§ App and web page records
============

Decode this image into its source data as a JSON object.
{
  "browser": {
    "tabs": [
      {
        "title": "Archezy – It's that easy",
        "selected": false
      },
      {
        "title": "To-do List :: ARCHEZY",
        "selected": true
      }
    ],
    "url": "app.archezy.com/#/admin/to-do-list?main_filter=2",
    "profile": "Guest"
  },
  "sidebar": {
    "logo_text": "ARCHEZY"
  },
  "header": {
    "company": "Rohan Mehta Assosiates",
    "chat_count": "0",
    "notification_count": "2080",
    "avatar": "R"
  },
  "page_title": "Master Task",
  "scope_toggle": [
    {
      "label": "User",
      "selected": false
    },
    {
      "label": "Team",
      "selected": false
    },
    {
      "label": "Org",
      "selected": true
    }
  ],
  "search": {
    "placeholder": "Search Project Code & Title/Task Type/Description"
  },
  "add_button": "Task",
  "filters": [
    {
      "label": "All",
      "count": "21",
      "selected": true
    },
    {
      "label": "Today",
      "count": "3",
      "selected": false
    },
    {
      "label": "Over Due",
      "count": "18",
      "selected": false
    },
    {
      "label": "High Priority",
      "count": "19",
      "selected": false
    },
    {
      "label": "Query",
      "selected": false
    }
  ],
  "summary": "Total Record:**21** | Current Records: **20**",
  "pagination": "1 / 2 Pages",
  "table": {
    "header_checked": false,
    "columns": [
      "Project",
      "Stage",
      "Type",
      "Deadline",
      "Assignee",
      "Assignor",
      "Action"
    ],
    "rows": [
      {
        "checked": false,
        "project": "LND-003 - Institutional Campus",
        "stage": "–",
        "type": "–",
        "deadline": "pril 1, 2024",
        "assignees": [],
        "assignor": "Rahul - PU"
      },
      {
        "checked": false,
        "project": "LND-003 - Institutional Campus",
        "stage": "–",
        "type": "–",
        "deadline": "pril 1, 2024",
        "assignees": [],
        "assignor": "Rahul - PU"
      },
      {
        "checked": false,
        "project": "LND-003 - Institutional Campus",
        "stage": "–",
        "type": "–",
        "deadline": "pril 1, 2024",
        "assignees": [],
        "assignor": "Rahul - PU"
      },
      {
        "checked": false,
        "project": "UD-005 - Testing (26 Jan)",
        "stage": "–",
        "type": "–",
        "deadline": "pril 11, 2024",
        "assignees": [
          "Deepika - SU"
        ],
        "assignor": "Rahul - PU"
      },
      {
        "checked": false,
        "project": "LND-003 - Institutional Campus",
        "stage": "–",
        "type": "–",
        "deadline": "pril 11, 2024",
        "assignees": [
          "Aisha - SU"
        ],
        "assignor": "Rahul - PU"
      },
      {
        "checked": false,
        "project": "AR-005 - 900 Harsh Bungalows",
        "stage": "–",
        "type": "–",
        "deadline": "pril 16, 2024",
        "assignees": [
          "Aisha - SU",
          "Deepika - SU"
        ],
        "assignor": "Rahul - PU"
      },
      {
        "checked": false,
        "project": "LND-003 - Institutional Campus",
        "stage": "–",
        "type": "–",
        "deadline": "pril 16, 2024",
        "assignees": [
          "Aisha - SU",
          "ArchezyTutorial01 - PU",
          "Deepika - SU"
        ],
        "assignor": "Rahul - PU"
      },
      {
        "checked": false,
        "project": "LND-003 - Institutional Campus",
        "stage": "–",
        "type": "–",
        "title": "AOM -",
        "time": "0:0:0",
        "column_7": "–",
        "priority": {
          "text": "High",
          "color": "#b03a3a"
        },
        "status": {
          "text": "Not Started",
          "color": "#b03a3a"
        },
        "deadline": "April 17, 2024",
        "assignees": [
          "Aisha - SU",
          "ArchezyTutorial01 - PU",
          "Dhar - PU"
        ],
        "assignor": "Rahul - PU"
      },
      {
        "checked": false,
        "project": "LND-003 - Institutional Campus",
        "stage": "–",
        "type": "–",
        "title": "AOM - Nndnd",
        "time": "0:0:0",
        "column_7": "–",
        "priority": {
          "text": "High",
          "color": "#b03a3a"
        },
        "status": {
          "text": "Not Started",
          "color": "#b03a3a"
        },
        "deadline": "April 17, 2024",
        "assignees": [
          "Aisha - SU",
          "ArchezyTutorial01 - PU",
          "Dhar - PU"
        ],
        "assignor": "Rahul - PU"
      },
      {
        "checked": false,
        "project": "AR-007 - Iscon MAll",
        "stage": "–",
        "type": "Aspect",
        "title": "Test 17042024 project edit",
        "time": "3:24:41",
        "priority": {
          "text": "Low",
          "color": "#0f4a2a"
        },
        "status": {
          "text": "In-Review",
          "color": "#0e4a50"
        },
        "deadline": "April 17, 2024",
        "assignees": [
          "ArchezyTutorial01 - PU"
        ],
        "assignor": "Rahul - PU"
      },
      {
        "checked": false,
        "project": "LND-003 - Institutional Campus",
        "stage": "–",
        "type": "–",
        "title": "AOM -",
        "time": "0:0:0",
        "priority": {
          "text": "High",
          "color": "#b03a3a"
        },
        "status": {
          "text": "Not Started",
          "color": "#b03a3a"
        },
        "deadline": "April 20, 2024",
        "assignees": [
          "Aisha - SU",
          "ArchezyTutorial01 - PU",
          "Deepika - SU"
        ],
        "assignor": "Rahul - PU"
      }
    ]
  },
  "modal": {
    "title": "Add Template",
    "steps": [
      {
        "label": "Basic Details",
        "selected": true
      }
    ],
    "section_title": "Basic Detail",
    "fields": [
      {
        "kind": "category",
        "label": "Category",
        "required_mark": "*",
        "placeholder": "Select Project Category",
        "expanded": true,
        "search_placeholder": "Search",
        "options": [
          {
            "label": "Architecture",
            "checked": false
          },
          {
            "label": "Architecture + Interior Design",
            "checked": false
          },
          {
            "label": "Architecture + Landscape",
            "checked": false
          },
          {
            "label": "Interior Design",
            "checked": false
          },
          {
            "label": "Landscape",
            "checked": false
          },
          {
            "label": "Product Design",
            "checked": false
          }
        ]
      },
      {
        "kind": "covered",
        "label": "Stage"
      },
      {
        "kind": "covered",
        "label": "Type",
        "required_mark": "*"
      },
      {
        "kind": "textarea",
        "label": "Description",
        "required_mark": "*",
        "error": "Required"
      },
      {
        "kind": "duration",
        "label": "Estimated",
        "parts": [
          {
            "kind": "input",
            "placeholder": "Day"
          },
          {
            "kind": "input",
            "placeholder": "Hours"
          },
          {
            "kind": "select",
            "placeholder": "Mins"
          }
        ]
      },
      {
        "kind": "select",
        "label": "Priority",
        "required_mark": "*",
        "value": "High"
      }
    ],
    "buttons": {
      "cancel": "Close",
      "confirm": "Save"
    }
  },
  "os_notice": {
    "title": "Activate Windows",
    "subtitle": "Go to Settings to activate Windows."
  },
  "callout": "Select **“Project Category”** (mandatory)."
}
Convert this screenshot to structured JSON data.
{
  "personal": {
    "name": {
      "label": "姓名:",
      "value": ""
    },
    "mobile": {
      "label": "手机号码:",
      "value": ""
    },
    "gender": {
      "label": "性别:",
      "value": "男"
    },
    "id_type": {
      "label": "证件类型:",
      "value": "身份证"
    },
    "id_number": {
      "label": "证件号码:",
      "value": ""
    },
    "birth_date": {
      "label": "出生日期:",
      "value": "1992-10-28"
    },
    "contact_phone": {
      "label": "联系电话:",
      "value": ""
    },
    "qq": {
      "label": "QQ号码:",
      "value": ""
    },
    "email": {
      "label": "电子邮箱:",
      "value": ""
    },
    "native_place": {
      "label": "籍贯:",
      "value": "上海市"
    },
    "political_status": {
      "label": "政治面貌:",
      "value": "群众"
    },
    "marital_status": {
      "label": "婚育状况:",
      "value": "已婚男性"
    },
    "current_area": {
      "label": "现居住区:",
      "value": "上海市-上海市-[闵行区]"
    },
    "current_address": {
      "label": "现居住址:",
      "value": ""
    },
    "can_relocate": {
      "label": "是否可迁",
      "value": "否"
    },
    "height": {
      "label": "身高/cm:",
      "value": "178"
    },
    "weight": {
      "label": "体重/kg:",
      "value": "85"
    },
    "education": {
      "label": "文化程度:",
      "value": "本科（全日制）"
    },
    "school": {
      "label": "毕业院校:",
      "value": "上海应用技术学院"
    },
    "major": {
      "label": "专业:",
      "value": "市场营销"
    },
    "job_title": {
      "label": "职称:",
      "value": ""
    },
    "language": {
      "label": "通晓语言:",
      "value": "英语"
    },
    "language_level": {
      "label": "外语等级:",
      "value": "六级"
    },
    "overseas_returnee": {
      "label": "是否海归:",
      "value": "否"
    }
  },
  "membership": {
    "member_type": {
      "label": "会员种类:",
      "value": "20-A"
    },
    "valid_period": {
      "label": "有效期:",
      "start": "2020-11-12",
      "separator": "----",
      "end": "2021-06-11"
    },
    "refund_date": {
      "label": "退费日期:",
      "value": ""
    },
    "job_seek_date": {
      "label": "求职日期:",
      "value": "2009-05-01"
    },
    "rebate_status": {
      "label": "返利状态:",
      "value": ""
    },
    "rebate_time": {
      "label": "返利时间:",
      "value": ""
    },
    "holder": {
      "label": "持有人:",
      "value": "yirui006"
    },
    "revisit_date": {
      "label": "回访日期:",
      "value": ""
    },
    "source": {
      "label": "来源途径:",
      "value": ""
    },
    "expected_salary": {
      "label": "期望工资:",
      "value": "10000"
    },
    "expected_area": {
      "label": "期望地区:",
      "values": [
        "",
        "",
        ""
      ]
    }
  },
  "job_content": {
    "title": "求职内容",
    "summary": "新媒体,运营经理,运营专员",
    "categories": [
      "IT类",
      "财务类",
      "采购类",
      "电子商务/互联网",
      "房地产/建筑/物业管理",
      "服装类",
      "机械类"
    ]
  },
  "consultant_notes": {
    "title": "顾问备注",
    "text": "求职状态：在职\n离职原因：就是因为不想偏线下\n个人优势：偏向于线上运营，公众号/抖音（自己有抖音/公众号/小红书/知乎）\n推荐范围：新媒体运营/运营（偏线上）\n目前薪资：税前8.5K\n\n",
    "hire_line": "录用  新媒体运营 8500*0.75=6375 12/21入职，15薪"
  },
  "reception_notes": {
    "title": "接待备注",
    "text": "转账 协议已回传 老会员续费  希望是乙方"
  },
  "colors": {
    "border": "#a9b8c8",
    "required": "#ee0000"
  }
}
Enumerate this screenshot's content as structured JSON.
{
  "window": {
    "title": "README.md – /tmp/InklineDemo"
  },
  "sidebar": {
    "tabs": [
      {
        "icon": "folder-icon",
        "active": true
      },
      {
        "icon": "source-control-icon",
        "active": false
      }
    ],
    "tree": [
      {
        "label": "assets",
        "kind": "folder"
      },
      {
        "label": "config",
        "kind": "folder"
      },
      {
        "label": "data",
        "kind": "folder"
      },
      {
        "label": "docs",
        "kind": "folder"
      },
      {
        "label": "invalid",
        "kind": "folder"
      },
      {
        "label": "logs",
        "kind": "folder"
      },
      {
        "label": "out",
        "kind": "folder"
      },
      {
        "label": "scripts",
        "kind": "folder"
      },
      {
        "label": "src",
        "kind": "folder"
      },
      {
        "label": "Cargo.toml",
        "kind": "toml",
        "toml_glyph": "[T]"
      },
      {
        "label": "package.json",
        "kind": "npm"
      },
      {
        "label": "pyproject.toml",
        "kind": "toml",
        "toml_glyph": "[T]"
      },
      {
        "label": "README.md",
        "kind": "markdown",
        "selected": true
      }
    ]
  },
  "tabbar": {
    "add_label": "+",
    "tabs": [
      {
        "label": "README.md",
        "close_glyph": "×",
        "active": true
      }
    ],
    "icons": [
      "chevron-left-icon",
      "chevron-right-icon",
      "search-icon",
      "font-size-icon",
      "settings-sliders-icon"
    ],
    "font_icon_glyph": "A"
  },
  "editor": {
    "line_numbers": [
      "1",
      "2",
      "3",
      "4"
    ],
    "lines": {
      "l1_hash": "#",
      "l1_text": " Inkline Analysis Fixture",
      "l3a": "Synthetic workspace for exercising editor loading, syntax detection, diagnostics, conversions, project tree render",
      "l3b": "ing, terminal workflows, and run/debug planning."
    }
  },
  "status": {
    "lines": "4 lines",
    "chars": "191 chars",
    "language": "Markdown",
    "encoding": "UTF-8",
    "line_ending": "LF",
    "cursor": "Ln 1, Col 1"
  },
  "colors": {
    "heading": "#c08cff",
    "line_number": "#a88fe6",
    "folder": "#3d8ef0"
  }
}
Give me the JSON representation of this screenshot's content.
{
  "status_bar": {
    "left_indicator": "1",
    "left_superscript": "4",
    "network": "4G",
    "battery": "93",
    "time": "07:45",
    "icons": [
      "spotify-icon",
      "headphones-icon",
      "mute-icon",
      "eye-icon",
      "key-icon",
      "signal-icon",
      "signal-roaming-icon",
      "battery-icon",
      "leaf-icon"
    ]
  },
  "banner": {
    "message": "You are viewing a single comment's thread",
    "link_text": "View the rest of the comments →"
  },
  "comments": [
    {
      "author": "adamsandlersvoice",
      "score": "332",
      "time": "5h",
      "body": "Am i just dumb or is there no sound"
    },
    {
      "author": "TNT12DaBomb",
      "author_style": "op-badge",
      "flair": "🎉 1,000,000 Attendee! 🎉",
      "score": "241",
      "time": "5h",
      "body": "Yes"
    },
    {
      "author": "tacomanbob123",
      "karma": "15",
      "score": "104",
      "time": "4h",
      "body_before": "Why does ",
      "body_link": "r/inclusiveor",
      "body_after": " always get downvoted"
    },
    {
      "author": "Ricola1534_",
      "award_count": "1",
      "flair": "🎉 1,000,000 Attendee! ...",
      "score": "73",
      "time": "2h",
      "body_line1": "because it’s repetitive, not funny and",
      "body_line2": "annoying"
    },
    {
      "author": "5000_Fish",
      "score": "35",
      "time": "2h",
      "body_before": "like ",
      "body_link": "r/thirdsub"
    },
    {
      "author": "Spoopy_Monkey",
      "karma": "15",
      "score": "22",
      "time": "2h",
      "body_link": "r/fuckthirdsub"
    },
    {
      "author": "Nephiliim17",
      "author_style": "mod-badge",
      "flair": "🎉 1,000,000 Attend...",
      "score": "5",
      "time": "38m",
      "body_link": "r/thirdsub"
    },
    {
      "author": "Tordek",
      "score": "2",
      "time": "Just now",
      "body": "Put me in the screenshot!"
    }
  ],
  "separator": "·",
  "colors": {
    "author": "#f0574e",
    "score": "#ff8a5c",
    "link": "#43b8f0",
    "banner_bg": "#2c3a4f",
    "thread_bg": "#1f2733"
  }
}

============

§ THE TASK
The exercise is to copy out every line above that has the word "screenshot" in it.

§ PROBLEM SOLUTION
Convert this screenshot to structured JSON data.
Enumerate this screenshot's content as structured JSON.
Give me the JSON representation of this screenshot's content.
      "body": "Put me in the screenshot!"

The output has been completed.